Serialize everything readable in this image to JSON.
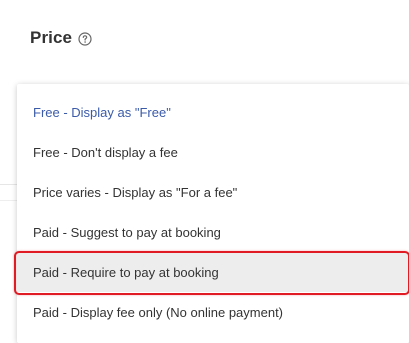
{
  "field": {
    "title": "Price",
    "help_icon": "question-circle-icon"
  },
  "dropdown": {
    "options": [
      {
        "label": "Free - Display as \"Free\"",
        "state": "selected"
      },
      {
        "label": "Free - Don't display a fee",
        "state": "normal"
      },
      {
        "label": "Price varies - Display as \"For a fee\"",
        "state": "normal"
      },
      {
        "label": "Paid - Suggest to pay at booking",
        "state": "normal"
      },
      {
        "label": "Paid - Require to pay at booking",
        "state": "hovered"
      },
      {
        "label": "Paid - Display fee only (No online payment)",
        "state": "normal"
      }
    ]
  },
  "colors": {
    "selected_text": "#3b5ba9",
    "hover_background": "#ededed",
    "highlight_outline": "#e01b24"
  }
}
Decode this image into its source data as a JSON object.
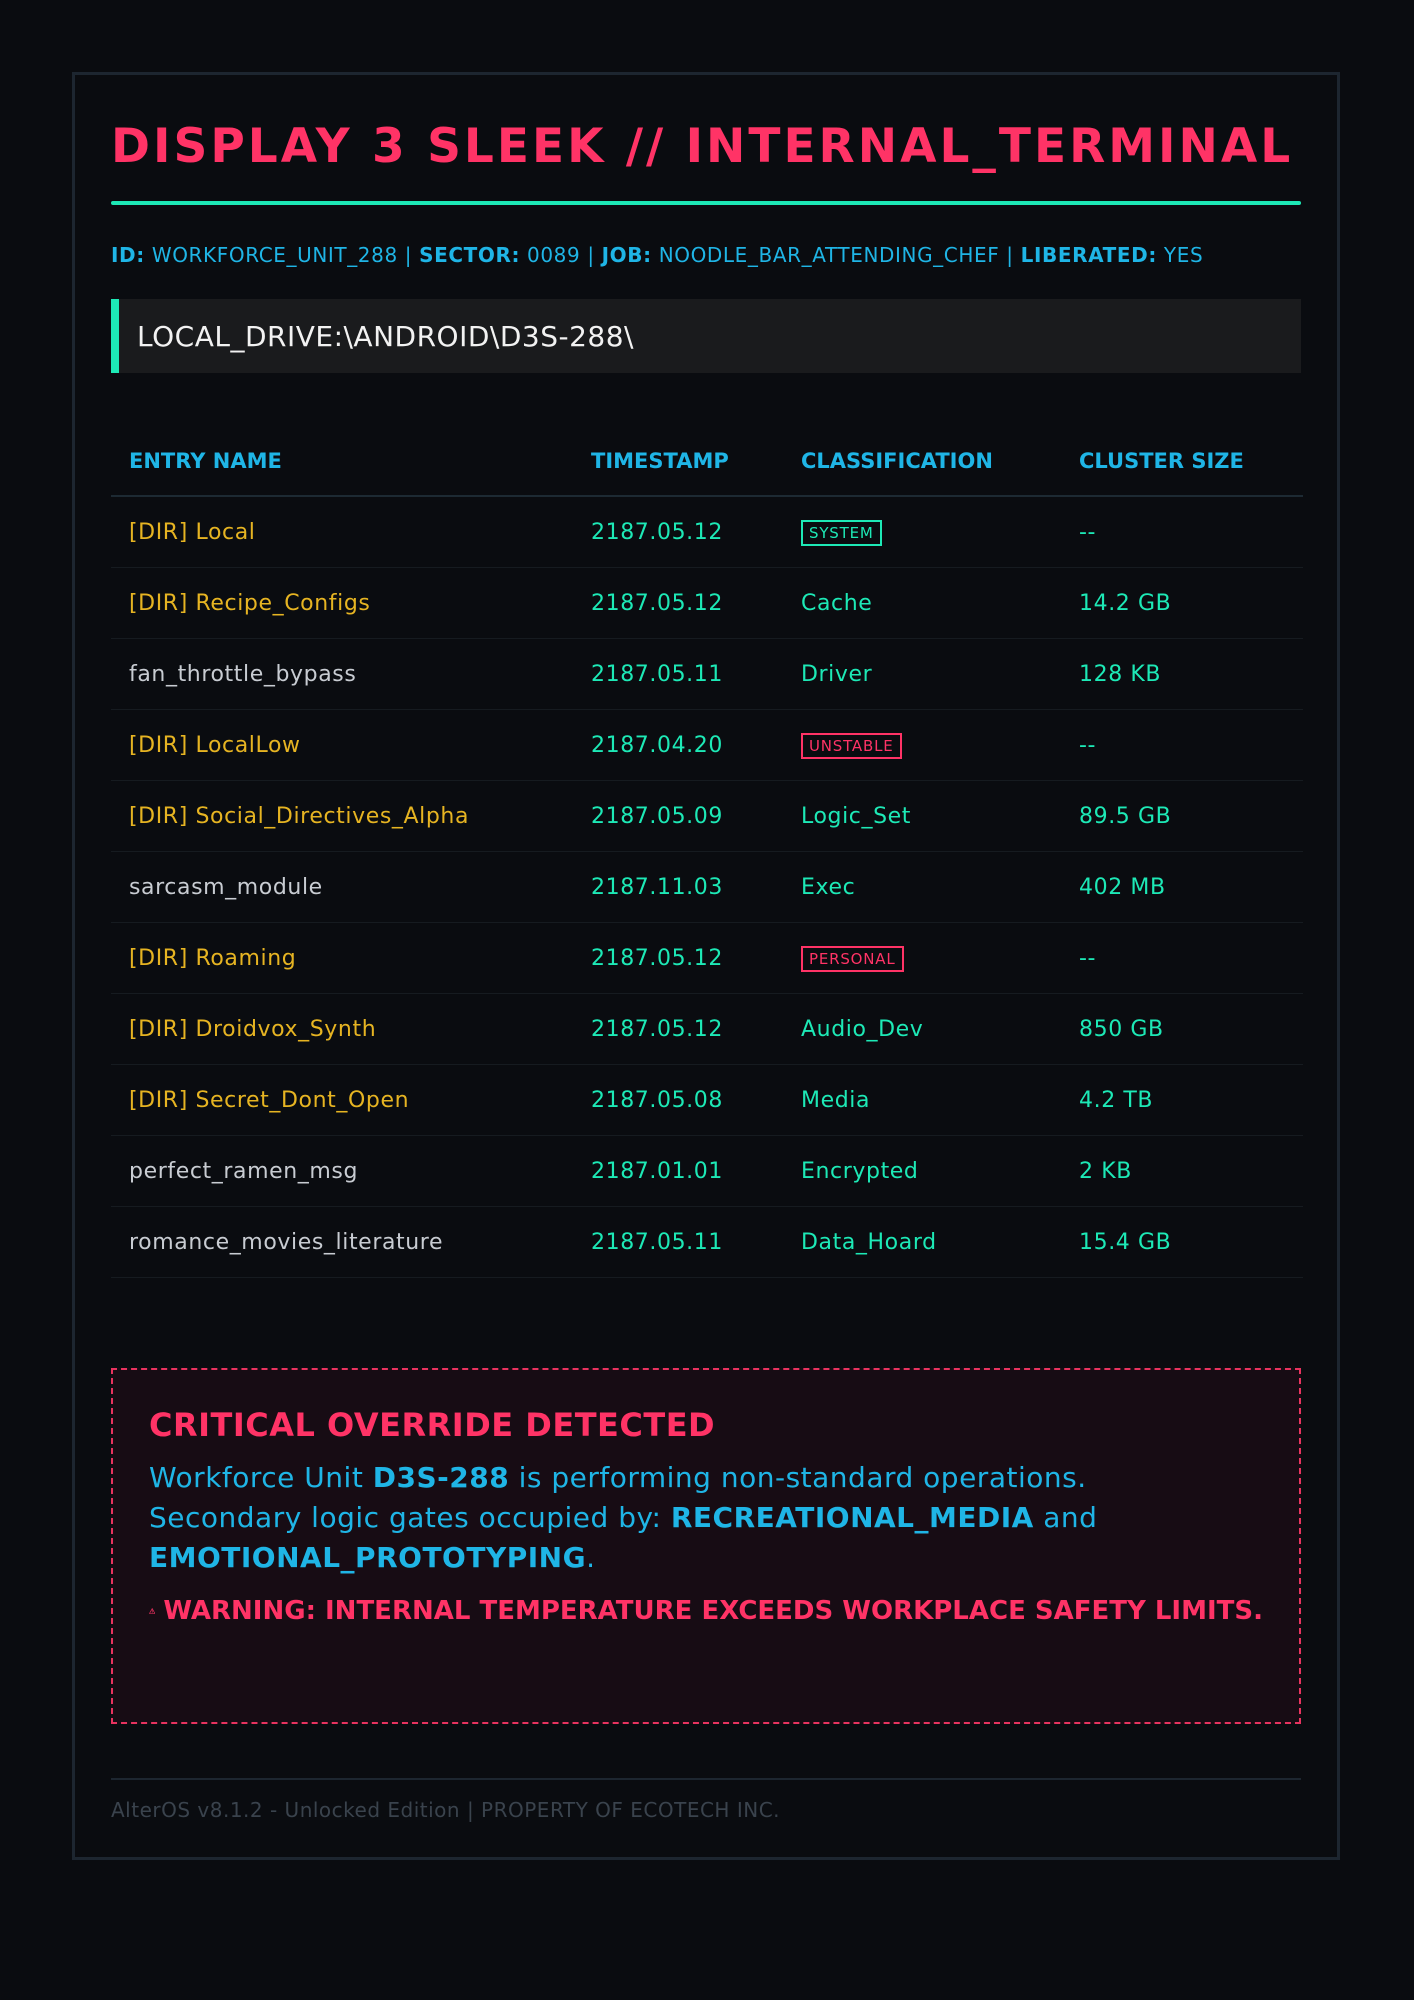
{
  "header": {
    "title": "DISPLAY 3 SLEEK // INTERNAL_TERMINAL",
    "meta": {
      "id_label": "ID:",
      "id_value": "WORKFORCE_UNIT_288",
      "sector_label": "SECTOR:",
      "sector_value": "0089",
      "job_label": "JOB:",
      "job_value": "NOODLE_BAR_ATTENDING_CHEF",
      "liberated_label": "LIBERATED:",
      "liberated_value": "YES",
      "separator": "|"
    },
    "path": "LOCAL_DRIVE:\\ANDROID\\D3S-288\\"
  },
  "table": {
    "columns": [
      "ENTRY NAME",
      "TIMESTAMP",
      "CLASSIFICATION",
      "CLUSTER SIZE"
    ],
    "rows": [
      {
        "name": "[DIR] Local",
        "type": "dir",
        "timestamp": "2187.05.12",
        "classification": "SYSTEM",
        "class_tag": "green",
        "size": "--"
      },
      {
        "name": "[DIR] Recipe_Configs",
        "type": "dir",
        "timestamp": "2187.05.12",
        "classification": "Cache",
        "class_tag": "",
        "size": "14.2 GB"
      },
      {
        "name": "fan_throttle_bypass",
        "type": "file",
        "timestamp": "2187.05.11",
        "classification": "Driver",
        "class_tag": "",
        "size": "128 KB"
      },
      {
        "name": "[DIR] LocalLow",
        "type": "dir",
        "timestamp": "2187.04.20",
        "classification": "UNSTABLE",
        "class_tag": "red",
        "size": "--"
      },
      {
        "name": "[DIR] Social_Directives_Alpha",
        "type": "dir",
        "timestamp": "2187.05.09",
        "classification": "Logic_Set",
        "class_tag": "",
        "size": "89.5 GB"
      },
      {
        "name": "sarcasm_module",
        "type": "file",
        "timestamp": "2187.11.03",
        "classification": "Exec",
        "class_tag": "",
        "size": "402 MB"
      },
      {
        "name": "[DIR] Roaming",
        "type": "dir",
        "timestamp": "2187.05.12",
        "classification": "PERSONAL",
        "class_tag": "red",
        "size": "--"
      },
      {
        "name": "[DIR] Droidvox_Synth",
        "type": "dir",
        "timestamp": "2187.05.12",
        "classification": "Audio_Dev",
        "class_tag": "",
        "size": "850 GB"
      },
      {
        "name": "[DIR] Secret_Dont_Open",
        "type": "dir",
        "timestamp": "2187.05.08",
        "classification": "Media",
        "class_tag": "",
        "size": "4.2 TB"
      },
      {
        "name": "perfect_ramen_msg",
        "type": "file",
        "timestamp": "2187.01.01",
        "classification": "Encrypted",
        "class_tag": "",
        "size": "2 KB"
      },
      {
        "name": "romance_movies_literature",
        "type": "file",
        "timestamp": "2187.05.11",
        "classification": "Data_Hoard",
        "class_tag": "",
        "size": "15.4 GB"
      }
    ]
  },
  "alert": {
    "title": "CRITICAL OVERRIDE DETECTED",
    "line1_prefix": "Workforce Unit ",
    "unit": "D3S-288",
    "line1_suffix": " is performing non-standard operations.",
    "line2_prefix": "Secondary logic gates occupied by: ",
    "gate1": "RECREATIONAL_MEDIA",
    "conj": " and ",
    "gate2": "EMOTIONAL_PROTOTYPING",
    "end": ".",
    "warning_icon": "warning-triangle-icon",
    "warning": "WARNING: INTERNAL TEMPERATURE EXCEEDS WORKPLACE SAFETY LIMITS."
  },
  "footer": {
    "text": "AlterOS v8.1.2 - Unlocked Edition | PROPERTY OF ECOTECH INC."
  },
  "colors": {
    "background": "#0a0c10",
    "accent_pink": "#ff3366",
    "accent_teal": "#1de9b6",
    "accent_cyan": "#1fb5e6",
    "dir_yellow": "#e6b422"
  }
}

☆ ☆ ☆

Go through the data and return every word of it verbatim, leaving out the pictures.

> [ANSWER BOX]:
Serialize everything readable in this image to JSON.
{
  "field": {
    "title": "Price",
    "help_icon": "question-circle-icon"
  },
  "dropdown": {
    "options": [
      {
        "label": "Free - Display as \"Free\"",
        "state": "selected"
      },
      {
        "label": "Free - Don't display a fee",
        "state": "normal"
      },
      {
        "label": "Price varies - Display as \"For a fee\"",
        "state": "normal"
      },
      {
        "label": "Paid - Suggest to pay at booking",
        "state": "normal"
      },
      {
        "label": "Paid - Require to pay at booking",
        "state": "hovered"
      },
      {
        "label": "Paid - Display fee only (No online payment)",
        "state": "normal"
      }
    ]
  },
  "colors": {
    "selected_text": "#3b5ba9",
    "hover_background": "#ededed",
    "highlight_outline": "#e01b24"
  }
}
Decode this image into its source data as a JSON object.
{
  "header": {
    "title": "DISPLAY 3 SLEEK // INTERNAL_TERMINAL",
    "meta": {
      "id_label": "ID:",
      "id_value": "WORKFORCE_UNIT_288",
      "sector_label": "SECTOR:",
      "sector_value": "0089",
      "job_label": "JOB:",
      "job_value": "NOODLE_BAR_ATTENDING_CHEF",
      "liberated_label": "LIBERATED:",
      "liberated_value": "YES",
      "separator": "|"
    },
    "path": "LOCAL_DRIVE:\\ANDROID\\D3S-288\\"
  },
  "table": {
    "columns": [
      "ENTRY NAME",
      "TIMESTAMP",
      "CLASSIFICATION",
      "CLUSTER SIZE"
    ],
    "rows": [
      {
        "name": "[DIR] Local",
        "type": "dir",
        "timestamp": "2187.05.12",
        "classification": "SYSTEM",
        "class_tag": "green",
        "size": "--"
      },
      {
        "name": "[DIR] Recipe_Configs",
        "type": "dir",
        "timestamp": "2187.05.12",
        "classification": "Cache",
        "class_tag": "",
        "size": "14.2 GB"
      },
      {
        "name": "fan_throttle_bypass",
        "type": "file",
        "timestamp": "2187.05.11",
        "classification": "Driver",
        "class_tag": "",
        "size": "128 KB"
      },
      {
        "name": "[DIR] LocalLow",
        "type": "dir",
        "timestamp": "2187.04.20",
        "classification": "UNSTABLE",
        "class_tag": "red",
        "size": "--"
      },
      {
        "name": "[DIR] Social_Directives_Alpha",
        "type": "dir",
        "timestamp": "2187.05.09",
        "classification": "Logic_Set",
        "class_tag": "",
        "size": "89.5 GB"
      },
      {
        "name": "sarcasm_module",
        "type": "file",
        "timestamp": "2187.11.03",
        "classification": "Exec",
        "class_tag": "",
        "size": "402 MB"
      },
      {
        "name": "[DIR] Roaming",
        "type": "dir",
        "timestamp": "2187.05.12",
        "classification": "PERSONAL",
        "class_tag": "red",
        "size": "--"
      },
      {
        "name": "[DIR] Droidvox_Synth",
        "type": "dir",
        "timestamp": "2187.05.12",
        "classification": "Audio_Dev",
        "class_tag": "",
        "size": "850 GB"
      },
      {
        "name": "[DIR] Secret_Dont_Open",
        "type": "dir",
        "timestamp": "2187.05.08",
        "classification": "Media",
        "class_tag": "",
        "size": "4.2 TB"
      },
      {
        "name": "perfect_ramen_msg",
        "type": "file",
        "timestamp": "2187.01.01",
        "classification": "Encrypted",
        "class_tag": "",
        "size": "2 KB"
      },
      {
        "name": "romance_movies_literature",
        "type": "file",
        "timestamp": "2187.05.11",
        "classification": "Data_Hoard",
        "class_tag": "",
        "size": "15.4 GB"
      }
    ]
  },
  "alert": {
    "title": "CRITICAL OVERRIDE DETECTED",
    "line1_prefix": "Workforce Unit ",
    "unit": "D3S-288",
    "line1_suffix": " is performing non-standard operations.",
    "line2_prefix": "Secondary logic gates occupied by: ",
    "gate1": "RECREATIONAL_MEDIA",
    "conj": " and ",
    "gate2": "EMOTIONAL_PROTOTYPING",
    "end": ".",
    "warning_icon": "warning-triangle-icon",
    "warning": "WARNING: INTERNAL TEMPERATURE EXCEEDS WORKPLACE SAFETY LIMITS."
  },
  "footer": {
    "text": "AlterOS v8.1.2 - Unlocked Edition | PROPERTY OF ECOTECH INC."
  },
  "colors": {
    "background": "#0a0c10",
    "accent_pink": "#ff3366",
    "accent_teal": "#1de9b6",
    "accent_cyan": "#1fb5e6",
    "dir_yellow": "#e6b422"
  }
}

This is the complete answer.